The first question in a multi-screen video world may not be "what is the plan?" but "who does the planning?"
As connected TV inventory grows and extends from both traditional TV and digital video media, who owns the process, boasts the best expertise, the command of the right data? Where does this inventory sit within agency media-buying teams now?
Joe: Does the industry think about structure as consumers experience it? No better category to show fragmentation of choice than video. If you had to reinvent it would you do media buying/planning the way we do today?
Adrienne: We look at consumption, psychographic statements, figure out unique channels -- an integrative approach. We do believe there is a place for linear when it makes sense.
Matt: I would approach it in a similar way [to the way it was done in the ’90s], but how you get maximized reach is vastly different today. I work on a lot of CPG brands -- reach is king there. Tools need to get better. We’re getting there. Core tenets of how we started in the ’90s hold true with some tweaks.
Joe: It feels like there’s a little bit of legacy in this.
Back then, too many options. The whole way the system works, forced to move into market before budgets are set for the year. You still need to fill in strategically?
Matt: With video optimizations, linear is a part of that. I have a vitamin company, older focused, so linear is a bigger mix. If I had video games, OTT, and addressable, programmatic would be larger piece of that. We go in platform-agnostic in our video planning and then optimize according to audience.
Joe: There has to be an audio/video message.
It’s about reaching the audience, then figuring out the right format. Do we have this backward?
Ryan: We have silos between linear and everything else -- the same data informing each silo and good coordination across creative within those silos. Legacy stays around probably longer than it should. We have a successful proposition, if we get 49% of the market, we are losers. Cycle every two years. Tough to say we’re going to change the model when we know something else has worked in the past.
Joe: Do campaigns, candidates expect that?
Ryan: A lot of donors want to see fancy spots on TV, yes.
Joe: There’s a huge bias toward conventional TV thinking. Things like Twitch are huge --
if you want to reach young Millennials, that’s where you need to be. Do we have the right cultural mindset about how to use video?
Adrienne: Clients have requirements for reach/frequency, it’s a challenge because it‘s so fragmented. Tricky to make a unified model.
Joe: Where does it come from?
Matt: With video optimizations, it’s difficult to see the inflection point. There aren’t any solid rules. The problem now is there are so many data streams out there. The more we’re able to pipe that unified set, the better we’ll be able to optimize channels.
Joe: Front-end logic, optimization done on the back end. Why do we still plan the
way we did 20 to 30 years ago?
Matt: Looking on the back end to see how well we did and use that for future optimizations.

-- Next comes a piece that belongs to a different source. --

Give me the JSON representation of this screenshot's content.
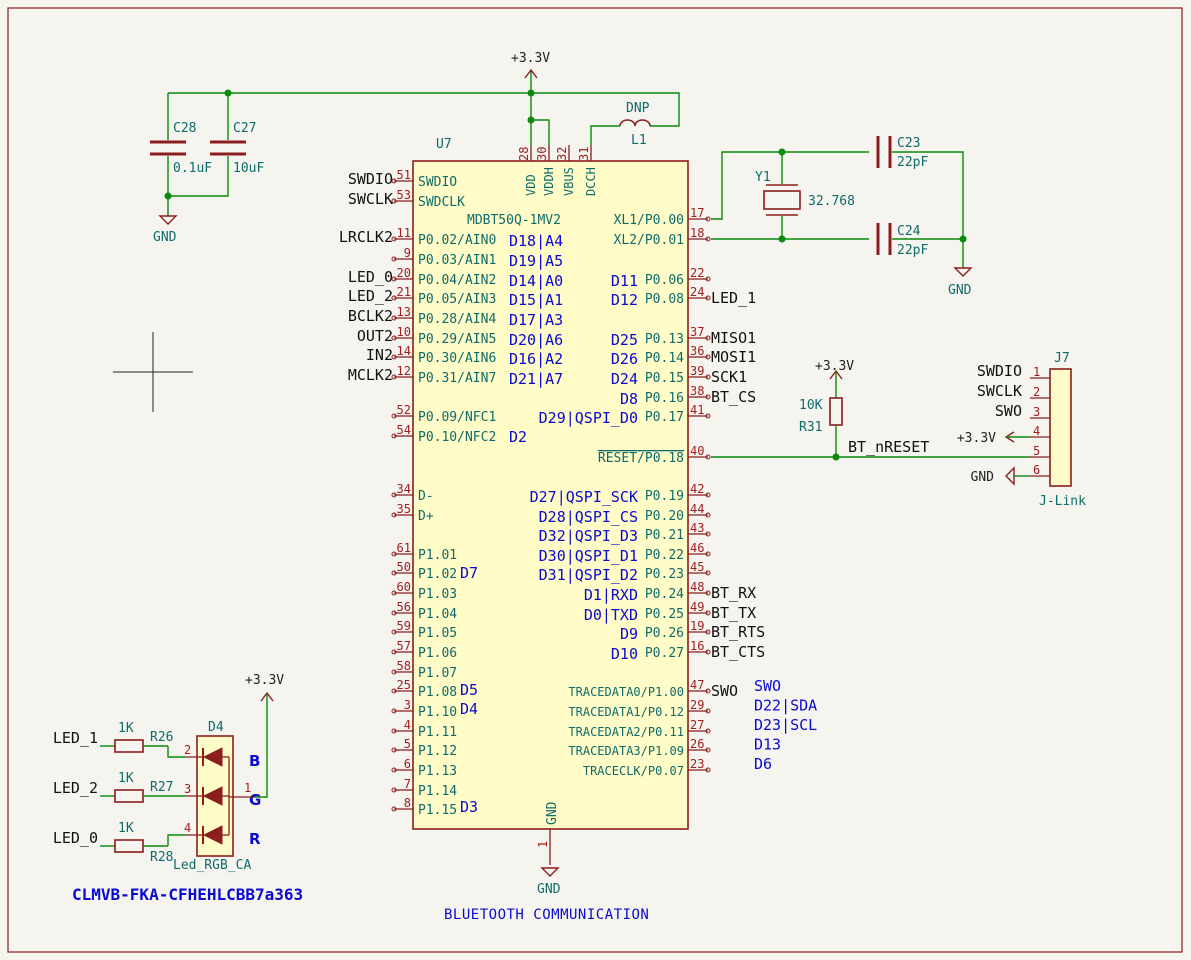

Adrienne: You’re looking at something after the fact to inform how you’re going to plan the future. In-flight optimization is not there yet. There's no simple approach to it.
Can we reinvent this?
Matt: Once we can make a big jump in data streams ...
Adrienne: ... or unified approach to media buying. Antiquated. Consumers are going to chase good content regardless of the device it’s on. Content is wagging the tail.
Joe: Two different worlds -- coming at it from a consumer orientation and
filling in how much weight should go into TV and other options, and one taking a traditional approach.
Adrienne: The first to come out with a strong, shoppable advertising experience will lead the charge in those areas. If someone’s watching my commercial on an OTT device and making a purchase in that moment, that’s the win-win. One brand is releasing that technology on their platform soon.
Matt: Until we can get our attribution correct, it’s difficult to assign anything beyond cost mechanism to investments. Could be seven other reasons. Once we get more basic pieces done, go drive a cost conversation off the video plan. It would solve a lot of remuneration issues. For DTC, it’s cost per unit sold.
Joe: DTC does a good job within their own little wall. But then you have Kraft Heinz, now being challenged. Any hope for brands like that?
Adrienne: Challenge is lack of wanting to share data back with those who could really use it. More fluid, could be an opportunity. Building insights, analytics teams in our client direct relationships. Hope it won’t be internalized.
Joe: Will we lose the luster of TV as experience? Seems to be a big tent that falls down. Will the culture shift?
Adrienne: As long as good content is being produced -- there will be a place for that. Upfronts now have digital as a presence. Newfronts for digital came to west coast this year, exciting.
Ryan: There are brands that couldn’t care less about upfronts.
Matt: Look at Netflix, capturing national zeitgeist. Content is aggregating people. The best content is going to win.
Joe: The tide is moving toward consumer-supported media. The average American pays $285 on media
Matt: More engaging video that’s out there, the good stuff is constrained in terms of supply, but there is a long tail of other premium content out there.